Major Differences of Digital Piano & MIDI Keyboard
We will discuss the distinctions seen between a digital piano and the MIDI keyboard in more detail below.
Usually, a digital piano is equipped with the following connections:
- Maintain Pedal
- Input of electrical power
The following are the most frequent connectors found on a MIDI keyboard:
- Maintain Pedal
As you can observe, there isn’t much of a distinction between the various connection choices available in this case. A digital piano with a USB connection may be used for a MIDI keyboard in your recording studio, mainly because both have USB connectivity.
Portability: Weight and Size
A digital piano and a MIDI keyboard are easily distinguished by their physical weight and dimensions, which are both significant factors in their performance.
In addition to being massive and weighty, a digital piano is often larger and heavy than a Midi keyboard. It renders the digital piano considerably more immobile and “furniture-like” rather than the MIDI keyboard due to the greater size of the digital piano’s frame.
The keys of a digital piano are designed to be as similar as possible to an actual piano’s keys. Therefore, considering how much money you are prepared to pay, they may be anything from reasonably good to highly comparable.
It is a frequent occurrence for fully weighted keys, and several digital pianos utilize a similar precise material as traditional pianos. If you’re looking for the finest of the greatest, you should look into the luxury Yamaha Grand Piano line from Yamaha Brand.
When using a MIDI keyboard, the keys are sometimes semi-weighted or unweighted keys. While it is not essential to be as realistic as necessary, it is vital to offer a lightweight and portable keyboard that is simple to use and play.
Audio Outputs for Live
Digital pianos are equipped with speakers that are integrated into the instrument. In other words, the only thing you have to utilize a digital piano to produce music is a power connection.
A MIDI keyboard does not have the ability to generate sound by itself. You may claim to have a keyboard at your house, and it is equipped with speakers. That is the distinction between a MIDI keyboard and a digital keyboard, to put it another way. Essentially, a digital keyboard is a separate musical instrument with integrated speakers that is fully responsible for generating sound.
It is not included with a MIDI Keyboard that it has speakers. It is reliant on a desktop or monitor being connected in order to generate sound.

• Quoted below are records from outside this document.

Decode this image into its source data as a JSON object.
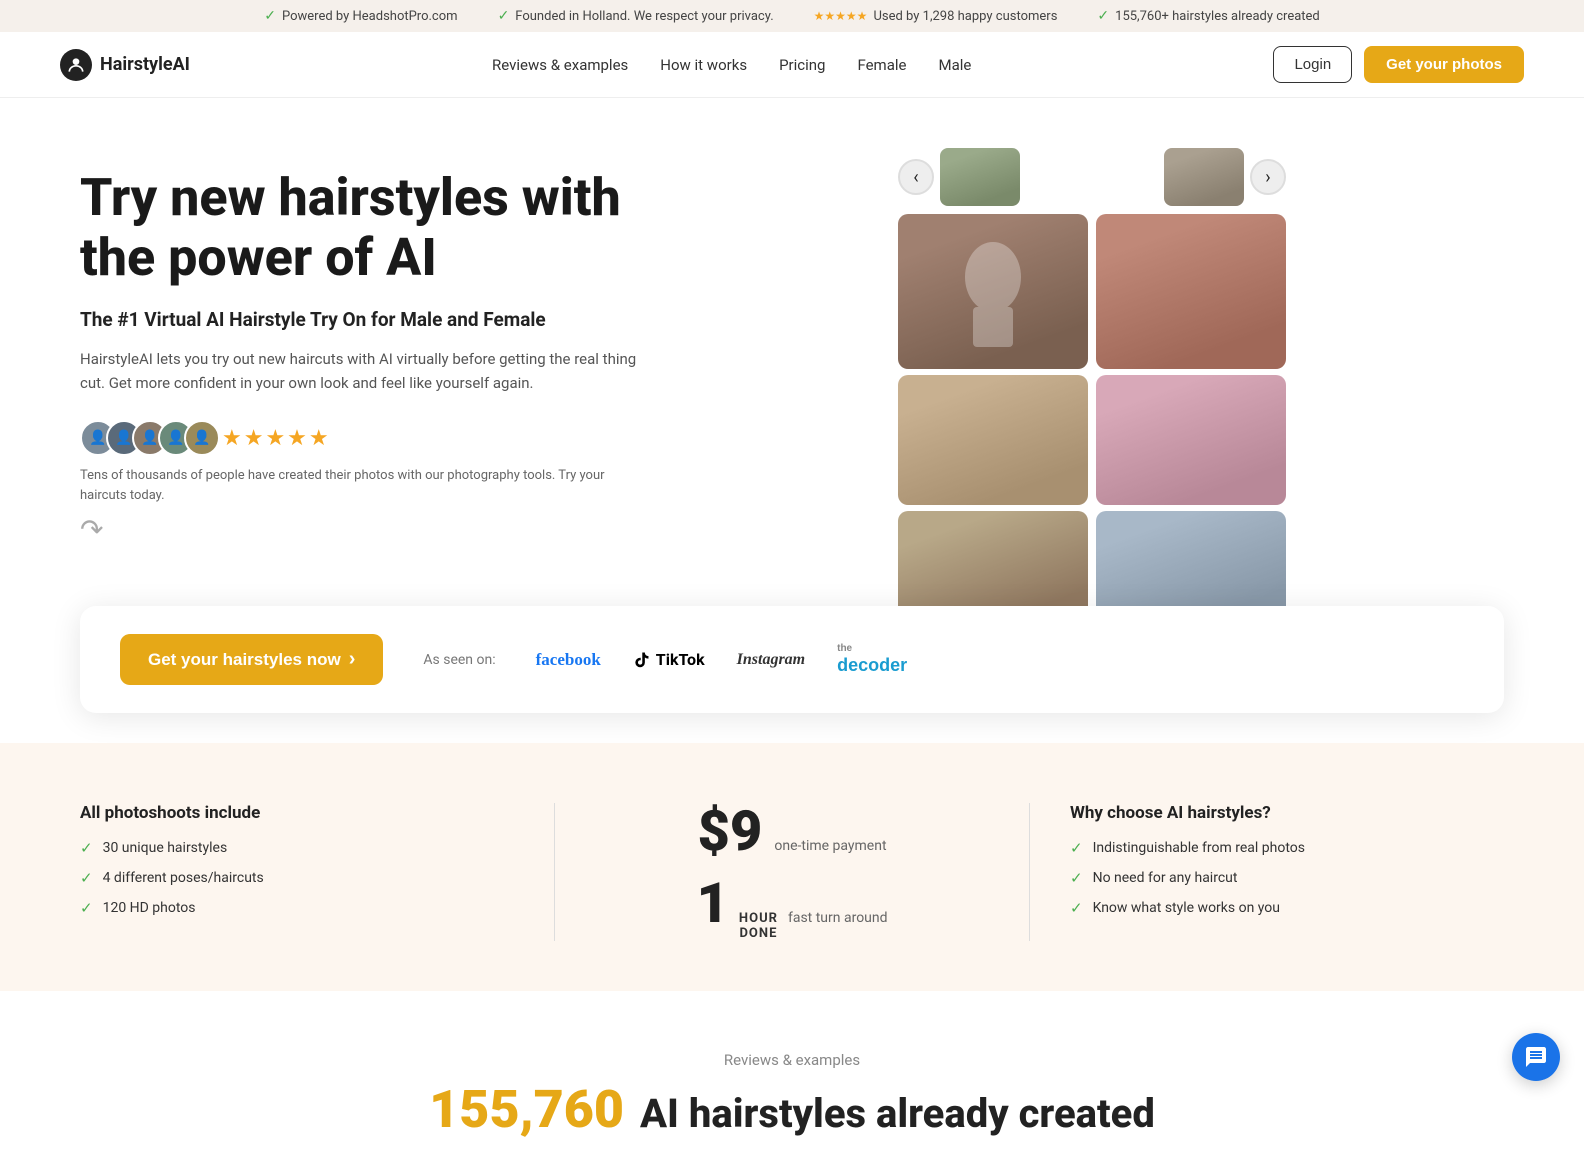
{
  "topBanner": {
    "items": [
      {
        "icon": "✓",
        "text": "Powered by HeadshotPro.com"
      },
      {
        "icon": "✓",
        "text": "Founded in Holland. We respect your privacy."
      },
      {
        "stars": "★★★★★",
        "text": "Used by 1,298 happy customers"
      },
      {
        "icon": "✓",
        "text": "155,760+ hairstyles already created"
      }
    ]
  },
  "navbar": {
    "logo": "HairstyleAI",
    "links": [
      {
        "label": "Reviews & examples",
        "href": "#"
      },
      {
        "label": "How it works",
        "href": "#"
      },
      {
        "label": "Pricing",
        "href": "#"
      },
      {
        "label": "Female",
        "href": "#"
      },
      {
        "label": "Male",
        "href": "#"
      }
    ],
    "loginLabel": "Login",
    "ctaLabel": "Get your photos"
  },
  "hero": {
    "title": "Try new hairstyles with the power of AI",
    "subtitle": "The #1 Virtual AI Hairstyle Try On for Male and Female",
    "description": "HairstyleAI lets you try out new haircuts with AI virtually before getting the real thing cut. Get more confident in your own look and feel like yourself again.",
    "stars": "★★★★★",
    "socialProof": "Tens of thousands of people have created their photos with our photography tools. Try your haircuts today."
  },
  "ctaStrip": {
    "buttonLabel": "Get your hairstyles now",
    "buttonArrow": "›",
    "asSeenLabel": "As seen on:",
    "logos": [
      {
        "name": "facebook",
        "label": "facebook"
      },
      {
        "name": "tiktok",
        "label": "TikTok"
      },
      {
        "name": "instagram",
        "label": "Instagram"
      },
      {
        "name": "decoder",
        "label": "the\ndecoder"
      }
    ]
  },
  "features": {
    "col1": {
      "title": "All photoshoots include",
      "items": [
        "30 unique hairstyles",
        "4 different poses/haircuts",
        "120 HD photos"
      ]
    },
    "col2": {
      "price": "$9",
      "priceLabel": "one-time payment",
      "hour": "1",
      "hourDone": "HOUR\nDONE",
      "hourLabel": "fast turn around"
    },
    "col3": {
      "title": "Why choose AI hairstyles?",
      "items": [
        "Indistinguishable from real photos",
        "No need for any haircut",
        "Know what style works on you"
      ]
    }
  },
  "reviewsSection": {
    "label": "Reviews & examples",
    "number": "155,760",
    "numberText": "AI hairstyles already created"
  },
  "chat": {
    "label": "Chat support"
  }
}
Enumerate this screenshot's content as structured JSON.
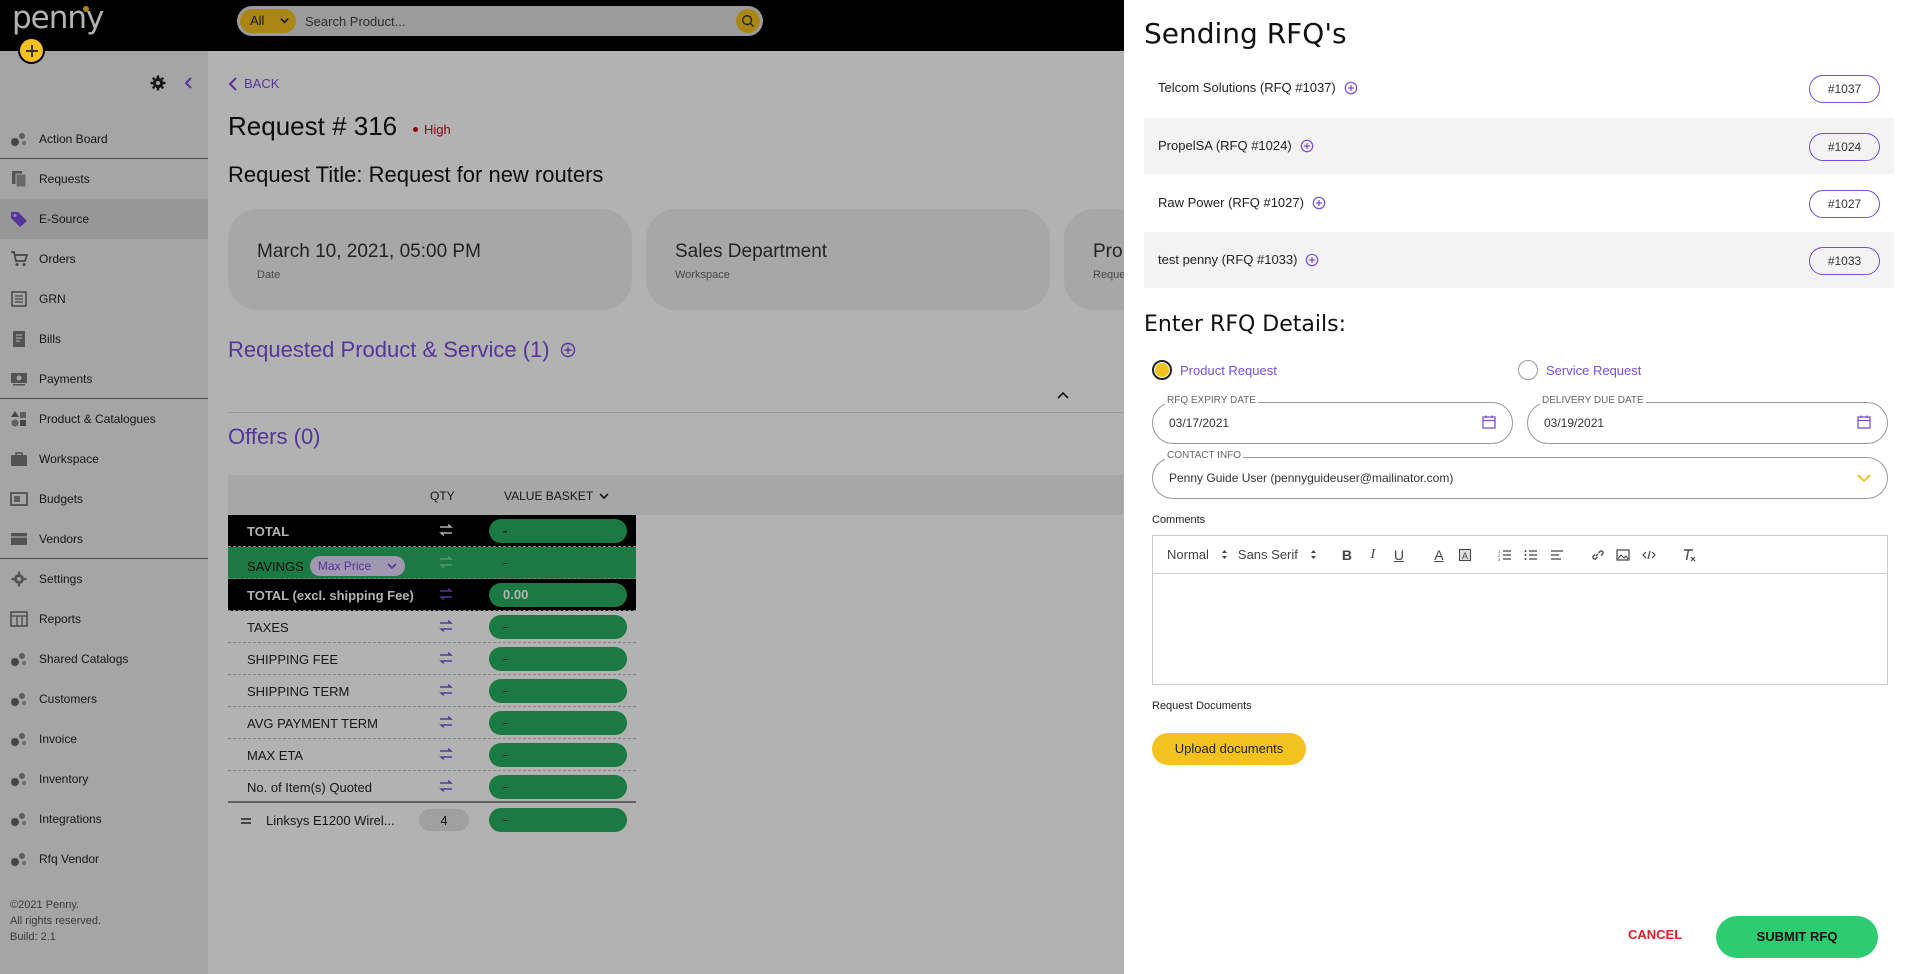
{
  "app": {
    "logo": "penny"
  },
  "search": {
    "scope": "All",
    "placeholder": "Search Product..."
  },
  "sidebar": {
    "items": [
      {
        "label": "Action Board",
        "icon": "dots-icon"
      },
      {
        "label": "Requests",
        "icon": "documents-icon"
      },
      {
        "label": "E-Source",
        "icon": "tag-icon"
      },
      {
        "label": "Orders",
        "icon": "cart-icon"
      },
      {
        "label": "GRN",
        "icon": "list-icon"
      },
      {
        "label": "Bills",
        "icon": "bill-icon"
      },
      {
        "label": "Payments",
        "icon": "payments-icon"
      },
      {
        "label": "Product & Catalogues",
        "icon": "shapes-icon"
      },
      {
        "label": "Workspace",
        "icon": "briefcase-icon"
      },
      {
        "label": "Budgets",
        "icon": "budget-icon"
      },
      {
        "label": "Vendors",
        "icon": "vendors-icon"
      },
      {
        "label": "Settings",
        "icon": "gear-icon"
      },
      {
        "label": "Reports",
        "icon": "table-icon"
      },
      {
        "label": "Shared Catalogs",
        "icon": "dots-icon"
      },
      {
        "label": "Customers",
        "icon": "dots-icon"
      },
      {
        "label": "Invoice",
        "icon": "dots-icon"
      },
      {
        "label": "Inventory",
        "icon": "dots-icon"
      },
      {
        "label": "Integrations",
        "icon": "dots-icon"
      },
      {
        "label": "Rfq Vendor",
        "icon": "dots-icon"
      }
    ],
    "footer": {
      "copyright": "©2021 Penny.",
      "rights": "All rights reserved.",
      "build": "Build: 2.1"
    }
  },
  "main": {
    "back": "BACK",
    "title": "Request # 316",
    "priority": "High",
    "subtitle": "Request Title: Request for new routers",
    "cards": [
      {
        "value": "March 10, 2021, 05:00 PM",
        "label": "Date"
      },
      {
        "value": "Sales Department",
        "label": "Workspace"
      },
      {
        "value": "Pro",
        "label": "Reque"
      }
    ],
    "products_heading": "Requested Product & Service (1)",
    "offers_heading": "Offers (0)",
    "table": {
      "col_qty": "QTY",
      "col_basket": "VALUE BASKET",
      "rows": [
        {
          "label": "TOTAL",
          "value": "-"
        },
        {
          "label": "SAVINGS",
          "badge": "Max Price",
          "value": "-"
        },
        {
          "label": "TOTAL (excl. shipping Fee)",
          "value": "0.00"
        },
        {
          "label": "TAXES",
          "value": "-"
        },
        {
          "label": "SHIPPING FEE",
          "value": "-"
        },
        {
          "label": "SHIPPING TERM",
          "value": "-"
        },
        {
          "label": "AVG PAYMENT TERM",
          "value": "-"
        },
        {
          "label": "MAX ETA",
          "value": "-"
        },
        {
          "label": "No. of Item(s) Quoted",
          "value": "-"
        }
      ],
      "item": {
        "label": "Linksys E1200 Wirel...",
        "qty": "4",
        "value": "-"
      }
    }
  },
  "drawer": {
    "title": "Sending RFQ's",
    "vendors": [
      {
        "name": "Telcom Solutions (RFQ #1037)",
        "tag": "#1037"
      },
      {
        "name": "PropelSA (RFQ #1024)",
        "tag": "#1024"
      },
      {
        "name": "Raw Power (RFQ #1027)",
        "tag": "#1027"
      },
      {
        "name": "test penny (RFQ #1033)",
        "tag": "#1033"
      }
    ],
    "details_heading": "Enter RFQ Details:",
    "radio_product": "Product Request",
    "radio_service": "Service Request",
    "expiry": {
      "label": "RFQ EXPIRY DATE",
      "value": "03/17/2021"
    },
    "due": {
      "label": "DELIVERY DUE DATE",
      "value": "03/19/2021"
    },
    "contact": {
      "label": "CONTACT INFO",
      "value": "Penny Guide User (pennyguideuser@mailinator.com)"
    },
    "comments_label": "Comments",
    "editor": {
      "format": "Normal",
      "font": "Sans Serif"
    },
    "documents_label": "Request Documents",
    "upload": "Upload documents",
    "cancel": "CANCEL",
    "submit": "SUBMIT RFQ"
  },
  "colors": {
    "accent": "#7b4ddb",
    "brand_yellow": "#f4c21f",
    "success": "#2ecc71",
    "danger": "#e0202a"
  }
}
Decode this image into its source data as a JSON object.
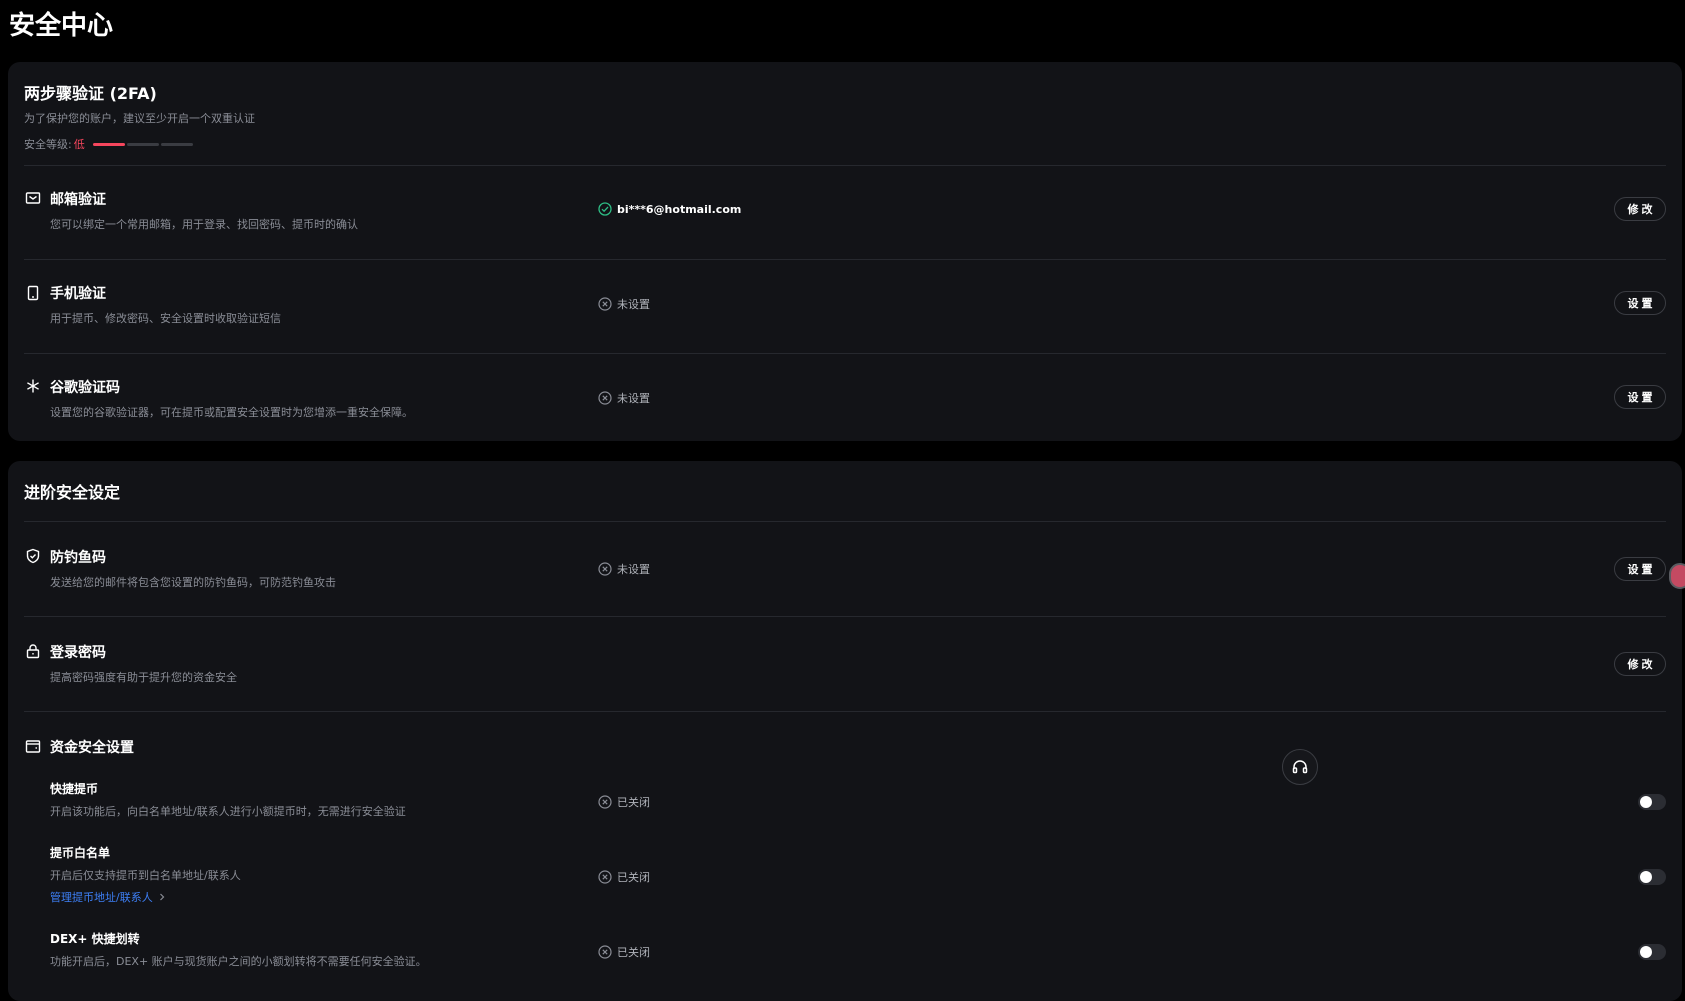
{
  "page": {
    "title": "安全中心"
  },
  "twofa": {
    "title": "两步骤验证 (2FA)",
    "subtitle": "为了保护您的账户，建议至少开启一个双重认证",
    "level_label": "安全等级:",
    "level_value": "低",
    "level_filled": 1,
    "level_total": 3,
    "items": [
      {
        "icon": "envelope-icon",
        "title": "邮箱验证",
        "desc": "您可以绑定一个常用邮箱，用于登录、找回密码、提币时的确认",
        "status": "bi***6@hotmail.com",
        "status_state": "verified",
        "button": "修改"
      },
      {
        "icon": "phone-icon",
        "title": "手机验证",
        "desc": "用于提币、修改密码、安全设置时收取验证短信",
        "status": "未设置",
        "status_state": "unset",
        "button": "设置"
      },
      {
        "icon": "asterisk-icon",
        "title": "谷歌验证码",
        "desc": "设置您的谷歌验证器，可在提币或配置安全设置时为您增添一重安全保障。",
        "status": "未设置",
        "status_state": "unset",
        "button": "设置"
      }
    ]
  },
  "advanced": {
    "title": "进阶安全设定",
    "anti_phishing": {
      "icon": "shield-check-icon",
      "title": "防钓鱼码",
      "desc": "发送给您的邮件将包含您设置的防钓鱼码，可防范钓鱼攻击",
      "status": "未设置",
      "button": "设置"
    },
    "login_password": {
      "icon": "lock-icon",
      "title": "登录密码",
      "desc": "提高密码强度有助于提升您的资金安全",
      "button": "修改"
    },
    "funds": {
      "icon": "wallet-icon",
      "title": "资金安全设置",
      "items": [
        {
          "title": "快捷提币",
          "desc": "开启该功能后，向白名单地址/联系人进行小额提币时，无需进行安全验证",
          "status": "已关闭",
          "enabled": false
        },
        {
          "title": "提币白名单",
          "desc": "开启后仅支持提币到白名单地址/联系人",
          "link": "管理提币地址/联系人",
          "status": "已关闭",
          "enabled": false
        },
        {
          "title": "DEX+ 快捷划转",
          "desc": "功能开启后，DEX+ 账户与现货账户之间的小额划转将不需要任何安全验证。",
          "status": "已关闭",
          "enabled": false
        }
      ]
    }
  },
  "floating": {
    "support_icon": "headset-icon"
  },
  "colors": {
    "background": "#000000",
    "card": "#121317",
    "danger": "#f6465d",
    "success": "#2ebd85",
    "link": "#3d7ff6"
  }
}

Many other digital pianos should last you between ten to fifteen years, assuming proper care and maintenance. According to other people’s experience, MIDI keyboards have a considerably shorter lifespan, ranging from two to five years. Just a word of caution: don’t go for the cheapest option.
Should I buy a Digital Piano or a MIDI keyboard?
If the device does not have a USB port, it does not have access to digital instruments except for an SD card slot or memory functionality.
My preference is for the midi keyboard since it takes more time and energy to set up a digital audio workstation (DAW) or independent software or virtual instruments. In contrast, with a digital piano, all you have to do is switch it on, and the sounds are immediately playing. Weighted keys are also available on high-end digital pianos, which provide a more realistic sensation while performing.
If you use quality software instruments, possessing a midi keyboard opens up a plethora of other soundscapes, and also several midi keyboards even have corresponding percussion pads, faders, and encoders.
A digital piano with a MIDI keyboard mounted on a rack over it is, without a doubt, is a superb combination. Furthermore, since many digital pianos have a USB output, this effectively transforms the instrument into a midi keyboard in and of itself.
Undoubtedly, there are several diverse types of key-based instruments nowadays. Perhaps this information has helped clarify any misunderstanding you may have about the numerous other instruments and variations out there.
When selecting the best instrument for you, I usually suggest that you try searching and testing out any of the different piano instruments as practicable before drawing any conclusion.
The characteristics of each instrument are simple to count. However, when it comes to right down to it, the most crucial aspect is how each instrument sounds to you as a pianist.